Entries from a dataset of interfaces
=== Section Start ===

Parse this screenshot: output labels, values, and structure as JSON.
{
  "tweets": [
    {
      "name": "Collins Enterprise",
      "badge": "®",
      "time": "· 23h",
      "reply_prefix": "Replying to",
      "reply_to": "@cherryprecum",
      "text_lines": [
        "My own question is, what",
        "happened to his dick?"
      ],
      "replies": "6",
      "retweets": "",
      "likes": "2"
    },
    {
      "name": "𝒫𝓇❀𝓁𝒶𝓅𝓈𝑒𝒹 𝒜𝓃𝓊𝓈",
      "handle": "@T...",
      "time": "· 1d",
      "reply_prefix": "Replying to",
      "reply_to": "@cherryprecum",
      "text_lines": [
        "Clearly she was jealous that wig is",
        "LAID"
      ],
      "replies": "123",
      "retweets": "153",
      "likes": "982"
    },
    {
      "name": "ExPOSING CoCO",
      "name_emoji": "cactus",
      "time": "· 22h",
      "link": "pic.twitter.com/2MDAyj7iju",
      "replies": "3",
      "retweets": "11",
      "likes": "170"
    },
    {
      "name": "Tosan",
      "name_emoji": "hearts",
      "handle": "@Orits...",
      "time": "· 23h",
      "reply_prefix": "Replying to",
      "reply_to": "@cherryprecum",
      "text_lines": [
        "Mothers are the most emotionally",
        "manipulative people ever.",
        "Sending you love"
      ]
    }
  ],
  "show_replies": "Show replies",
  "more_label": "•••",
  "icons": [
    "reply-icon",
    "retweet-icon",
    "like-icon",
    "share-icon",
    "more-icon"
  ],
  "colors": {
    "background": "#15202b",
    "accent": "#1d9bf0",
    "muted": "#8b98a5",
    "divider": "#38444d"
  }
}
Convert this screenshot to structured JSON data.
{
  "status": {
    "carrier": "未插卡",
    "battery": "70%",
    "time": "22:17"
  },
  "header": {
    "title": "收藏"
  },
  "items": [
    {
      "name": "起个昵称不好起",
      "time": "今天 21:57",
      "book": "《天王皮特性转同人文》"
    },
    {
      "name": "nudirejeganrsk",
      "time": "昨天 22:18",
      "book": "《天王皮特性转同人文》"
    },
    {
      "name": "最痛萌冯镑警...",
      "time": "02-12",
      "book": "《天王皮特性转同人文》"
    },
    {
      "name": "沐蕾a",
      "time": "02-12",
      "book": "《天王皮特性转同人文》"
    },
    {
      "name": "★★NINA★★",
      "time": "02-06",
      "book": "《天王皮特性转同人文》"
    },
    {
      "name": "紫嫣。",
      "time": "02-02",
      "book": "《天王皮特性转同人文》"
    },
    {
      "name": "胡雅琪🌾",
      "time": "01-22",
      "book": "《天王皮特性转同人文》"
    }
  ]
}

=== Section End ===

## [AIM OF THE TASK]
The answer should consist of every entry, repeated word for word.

## [RESPONSE TO THIS TASK]
Parse this screenshot: output labels, values, and structure as JSON.
{
  "tweets": [
    {
      "name": "Collins Enterprise",
      "badge": "®",
      "time": "· 23h",
      "reply_prefix": "Replying to",
      "reply_to": "@cherryprecum",
      "text_lines": [
        "My own question is, what",
        "happened to his dick?"
      ],
      "replies": "6",
      "retweets": "",
      "likes": "2"
    },
    {
      "name": "𝒫𝓇❀𝓁𝒶𝓅𝓈𝑒𝒹 𝒜𝓃𝓊𝓈",
      "handle": "@T...",
      "time": "· 1d",
      "reply_prefix": "Replying to",
      "reply_to": "@cherryprecum",
      "text_lines": [
        "Clearly she was jealous that wig is",
        "LAID"
      ],
      "replies": "123",
      "retweets": "153",
      "likes": "982"
    },
    {
      "name": "ExPOSING CoCO",
      "name_emoji": "cactus",
      "time": "· 22h",
      "link": "pic.twitter.com/2MDAyj7iju",
      "replies": "3",
      "retweets": "11",
      "likes": "170"
    },
    {
      "name": "Tosan",
      "name_emoji": "hearts",
      "handle": "@Orits...",
      "time": "· 23h",
      "reply_prefix": "Replying to",
      "reply_to": "@cherryprecum",
      "text_lines": [
        "Mothers are the most emotionally",
        "manipulative people ever.",
        "Sending you love"
      ]
    }
  ],
  "show_replies": "Show replies",
  "more_label": "•••",
  "icons": [
    "reply-icon",
    "retweet-icon",
    "like-icon",
    "share-icon",
    "more-icon"
  ],
  "colors": {
    "background": "#15202b",
    "accent": "#1d9bf0",
    "muted": "#8b98a5",
    "divider": "#38444d"
  }
}
Convert this screenshot to structured JSON data.
{
  "status": {
    "carrier": "未插卡",
    "battery": "70%",
    "time": "22:17"
  },
  "header": {
    "title": "收藏"
  },
  "items": [
    {
      "name": "起个昵称不好起",
      "time": "今天 21:57",
      "book": "《天王皮特性转同人文》"
    },
    {
      "name": "nudirejeganrsk",
      "time": "昨天 22:18",
      "book": "《天王皮特性转同人文》"
    },
    {
      "name": "最痛萌冯镑警...",
      "time": "02-12",
      "book": "《天王皮特性转同人文》"
    },
    {
      "name": "沐蕾a",
      "time": "02-12",
      "book": "《天王皮特性转同人文》"
    },
    {
      "name": "★★NINA★★",
      "time": "02-06",
      "book": "《天王皮特性转同人文》"
    },
    {
      "name": "紫嫣。",
      "time": "02-02",
      "book": "《天王皮特性转同人文》"
    },
    {
      "name": "胡雅琪🌾",
      "time": "01-22",
      "book": "《天王皮特性转同人文》"
    }
  ]
}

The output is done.